→ **Problem details**
Pull every line from the records that has the word "Remaining" in it.

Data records
^^^^

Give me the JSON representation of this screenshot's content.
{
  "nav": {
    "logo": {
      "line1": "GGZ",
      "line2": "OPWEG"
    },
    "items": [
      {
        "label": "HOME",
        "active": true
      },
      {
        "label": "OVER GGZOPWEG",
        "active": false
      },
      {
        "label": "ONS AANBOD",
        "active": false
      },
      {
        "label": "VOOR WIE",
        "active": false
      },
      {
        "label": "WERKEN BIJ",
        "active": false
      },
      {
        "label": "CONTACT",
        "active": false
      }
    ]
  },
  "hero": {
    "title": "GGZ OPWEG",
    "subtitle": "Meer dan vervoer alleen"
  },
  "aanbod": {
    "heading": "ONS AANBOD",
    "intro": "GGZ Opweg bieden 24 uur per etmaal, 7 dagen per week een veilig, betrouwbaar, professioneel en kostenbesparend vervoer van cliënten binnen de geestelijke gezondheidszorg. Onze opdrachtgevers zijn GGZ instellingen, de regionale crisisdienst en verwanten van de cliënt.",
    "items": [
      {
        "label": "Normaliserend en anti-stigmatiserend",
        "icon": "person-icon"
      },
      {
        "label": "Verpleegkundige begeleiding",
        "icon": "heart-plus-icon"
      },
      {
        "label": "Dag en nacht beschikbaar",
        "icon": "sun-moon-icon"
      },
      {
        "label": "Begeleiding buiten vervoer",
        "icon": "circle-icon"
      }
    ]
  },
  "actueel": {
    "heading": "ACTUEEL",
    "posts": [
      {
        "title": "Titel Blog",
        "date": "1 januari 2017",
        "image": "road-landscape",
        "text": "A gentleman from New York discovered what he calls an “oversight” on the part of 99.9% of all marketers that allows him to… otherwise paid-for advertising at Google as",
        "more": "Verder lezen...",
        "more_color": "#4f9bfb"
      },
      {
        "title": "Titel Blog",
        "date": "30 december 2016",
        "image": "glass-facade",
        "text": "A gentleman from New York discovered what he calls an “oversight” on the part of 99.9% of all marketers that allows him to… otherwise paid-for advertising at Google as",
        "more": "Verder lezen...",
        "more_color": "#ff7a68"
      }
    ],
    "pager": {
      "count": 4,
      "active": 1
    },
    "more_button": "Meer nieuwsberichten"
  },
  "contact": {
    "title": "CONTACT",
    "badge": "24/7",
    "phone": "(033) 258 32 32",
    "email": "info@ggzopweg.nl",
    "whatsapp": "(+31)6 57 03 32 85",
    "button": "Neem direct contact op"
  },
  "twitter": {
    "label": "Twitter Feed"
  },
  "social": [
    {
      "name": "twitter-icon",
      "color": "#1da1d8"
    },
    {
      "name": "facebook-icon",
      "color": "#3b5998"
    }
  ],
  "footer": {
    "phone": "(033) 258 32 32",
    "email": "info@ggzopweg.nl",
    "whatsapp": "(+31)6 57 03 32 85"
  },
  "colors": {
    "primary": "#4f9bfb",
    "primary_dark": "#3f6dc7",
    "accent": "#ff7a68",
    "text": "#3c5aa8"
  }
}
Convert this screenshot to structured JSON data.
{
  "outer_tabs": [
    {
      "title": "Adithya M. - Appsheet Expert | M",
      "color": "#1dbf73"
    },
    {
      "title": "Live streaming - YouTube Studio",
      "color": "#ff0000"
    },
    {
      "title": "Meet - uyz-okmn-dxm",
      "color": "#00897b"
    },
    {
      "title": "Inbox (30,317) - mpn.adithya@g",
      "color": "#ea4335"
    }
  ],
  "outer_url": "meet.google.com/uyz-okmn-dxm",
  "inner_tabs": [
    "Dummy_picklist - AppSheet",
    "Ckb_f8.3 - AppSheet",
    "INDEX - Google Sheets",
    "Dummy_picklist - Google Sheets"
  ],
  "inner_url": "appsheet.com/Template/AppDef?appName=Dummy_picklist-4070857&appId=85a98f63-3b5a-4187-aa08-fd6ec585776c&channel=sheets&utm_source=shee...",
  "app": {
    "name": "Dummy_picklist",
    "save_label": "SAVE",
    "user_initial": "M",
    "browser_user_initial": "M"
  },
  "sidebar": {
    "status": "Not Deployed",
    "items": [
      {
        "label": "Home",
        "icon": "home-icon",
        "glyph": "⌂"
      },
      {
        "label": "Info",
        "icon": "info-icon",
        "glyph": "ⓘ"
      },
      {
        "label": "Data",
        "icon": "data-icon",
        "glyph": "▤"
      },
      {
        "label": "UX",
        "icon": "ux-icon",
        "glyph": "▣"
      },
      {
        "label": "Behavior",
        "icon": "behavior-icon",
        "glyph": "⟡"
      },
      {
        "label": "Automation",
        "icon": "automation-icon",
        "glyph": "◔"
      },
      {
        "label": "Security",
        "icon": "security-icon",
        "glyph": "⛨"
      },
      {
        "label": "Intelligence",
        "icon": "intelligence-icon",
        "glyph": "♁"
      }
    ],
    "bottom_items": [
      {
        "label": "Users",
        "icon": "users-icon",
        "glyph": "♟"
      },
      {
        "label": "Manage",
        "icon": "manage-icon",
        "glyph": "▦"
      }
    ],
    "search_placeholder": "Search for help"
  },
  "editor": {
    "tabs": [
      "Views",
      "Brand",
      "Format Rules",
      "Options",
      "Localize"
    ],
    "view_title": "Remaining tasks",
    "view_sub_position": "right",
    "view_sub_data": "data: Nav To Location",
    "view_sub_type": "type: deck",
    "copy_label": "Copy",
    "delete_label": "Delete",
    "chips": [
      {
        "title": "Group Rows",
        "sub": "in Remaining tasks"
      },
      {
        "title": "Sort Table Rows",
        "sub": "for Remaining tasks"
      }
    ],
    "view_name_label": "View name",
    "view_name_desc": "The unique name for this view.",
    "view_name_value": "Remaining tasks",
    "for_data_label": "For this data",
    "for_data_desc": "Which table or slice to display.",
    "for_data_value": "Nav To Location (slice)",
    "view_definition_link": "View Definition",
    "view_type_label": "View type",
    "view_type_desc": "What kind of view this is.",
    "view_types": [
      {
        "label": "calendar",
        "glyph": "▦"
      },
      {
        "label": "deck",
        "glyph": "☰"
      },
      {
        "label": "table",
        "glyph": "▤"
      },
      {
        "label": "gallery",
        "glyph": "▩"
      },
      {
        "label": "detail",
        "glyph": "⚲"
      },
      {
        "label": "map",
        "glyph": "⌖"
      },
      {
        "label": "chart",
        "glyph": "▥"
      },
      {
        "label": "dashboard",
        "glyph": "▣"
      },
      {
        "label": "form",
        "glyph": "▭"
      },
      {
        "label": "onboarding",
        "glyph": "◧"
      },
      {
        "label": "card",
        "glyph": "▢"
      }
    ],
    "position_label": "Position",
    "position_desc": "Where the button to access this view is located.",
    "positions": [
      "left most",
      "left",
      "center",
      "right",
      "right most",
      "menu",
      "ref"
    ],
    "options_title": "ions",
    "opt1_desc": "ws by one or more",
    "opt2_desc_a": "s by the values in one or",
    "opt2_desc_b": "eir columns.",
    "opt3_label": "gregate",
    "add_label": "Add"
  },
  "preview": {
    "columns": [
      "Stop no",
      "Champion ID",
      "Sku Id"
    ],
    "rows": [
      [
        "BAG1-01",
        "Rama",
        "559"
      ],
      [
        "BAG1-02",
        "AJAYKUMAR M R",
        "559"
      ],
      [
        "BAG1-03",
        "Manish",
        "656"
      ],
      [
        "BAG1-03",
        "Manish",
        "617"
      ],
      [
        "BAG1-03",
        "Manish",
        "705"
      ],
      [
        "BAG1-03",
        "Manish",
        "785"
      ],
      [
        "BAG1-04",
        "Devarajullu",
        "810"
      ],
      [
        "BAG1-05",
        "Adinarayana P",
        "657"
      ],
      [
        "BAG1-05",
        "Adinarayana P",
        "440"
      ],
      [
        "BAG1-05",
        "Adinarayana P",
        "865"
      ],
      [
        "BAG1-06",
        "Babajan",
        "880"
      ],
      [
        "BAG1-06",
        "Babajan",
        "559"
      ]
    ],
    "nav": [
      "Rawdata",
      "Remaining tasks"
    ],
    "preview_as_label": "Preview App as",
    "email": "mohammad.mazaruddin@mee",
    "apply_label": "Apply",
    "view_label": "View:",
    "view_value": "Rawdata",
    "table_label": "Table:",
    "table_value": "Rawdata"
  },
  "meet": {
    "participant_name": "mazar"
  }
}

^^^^

→ **Result of this task**
    "view_title": "Remaining tasks",
        "sub": "in Remaining tasks"
        "sub": "for Remaining tasks"
    "view_name_value": "Remaining tasks",
      "Remaining tasks"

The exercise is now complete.